→ Exercise goal:
Repeat back every line of the data, exactly.

(Interface dataset entries)
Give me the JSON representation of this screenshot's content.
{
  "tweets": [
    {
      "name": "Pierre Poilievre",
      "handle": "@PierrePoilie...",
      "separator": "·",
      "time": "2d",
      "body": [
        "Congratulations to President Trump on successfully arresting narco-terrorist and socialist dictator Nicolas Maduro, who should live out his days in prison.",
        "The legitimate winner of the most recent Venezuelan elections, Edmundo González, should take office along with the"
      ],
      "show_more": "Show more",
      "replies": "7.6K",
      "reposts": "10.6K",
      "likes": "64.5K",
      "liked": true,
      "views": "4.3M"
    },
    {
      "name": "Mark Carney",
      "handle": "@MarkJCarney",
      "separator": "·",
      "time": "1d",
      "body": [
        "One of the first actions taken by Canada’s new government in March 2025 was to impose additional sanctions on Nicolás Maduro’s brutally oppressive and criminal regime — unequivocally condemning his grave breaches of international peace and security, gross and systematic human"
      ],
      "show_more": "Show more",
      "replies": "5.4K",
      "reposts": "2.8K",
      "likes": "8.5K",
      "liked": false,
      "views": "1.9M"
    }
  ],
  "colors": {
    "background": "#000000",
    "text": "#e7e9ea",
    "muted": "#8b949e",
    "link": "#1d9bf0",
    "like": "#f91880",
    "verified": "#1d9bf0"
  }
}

→ Answer to this task:
Give me the JSON representation of this screenshot's content.
{
  "tweets": [
    {
      "name": "Pierre Poilievre",
      "handle": "@PierrePoilie...",
      "separator": "·",
      "time": "2d",
      "body": [
        "Congratulations to President Trump on successfully arresting narco-terrorist and socialist dictator Nicolas Maduro, who should live out his days in prison.",
        "The legitimate winner of the most recent Venezuelan elections, Edmundo González, should take office along with the"
      ],
      "show_more": "Show more",
      "replies": "7.6K",
      "reposts": "10.6K",
      "likes": "64.5K",
      "liked": true,
      "views": "4.3M"
    },
    {
      "name": "Mark Carney",
      "handle": "@MarkJCarney",
      "separator": "·",
      "time": "1d",
      "body": [
        "One of the first actions taken by Canada’s new government in March 2025 was to impose additional sanctions on Nicolás Maduro’s brutally oppressive and criminal regime — unequivocally condemning his grave breaches of international peace and security, gross and systematic human"
      ],
      "show_more": "Show more",
      "replies": "5.4K",
      "reposts": "2.8K",
      "likes": "8.5K",
      "liked": false,
      "views": "1.9M"
    }
  ],
  "colors": {
    "background": "#000000",
    "text": "#e7e9ea",
    "muted": "#8b949e",
    "link": "#1d9bf0",
    "like": "#f91880",
    "verified": "#1d9bf0"
  }
}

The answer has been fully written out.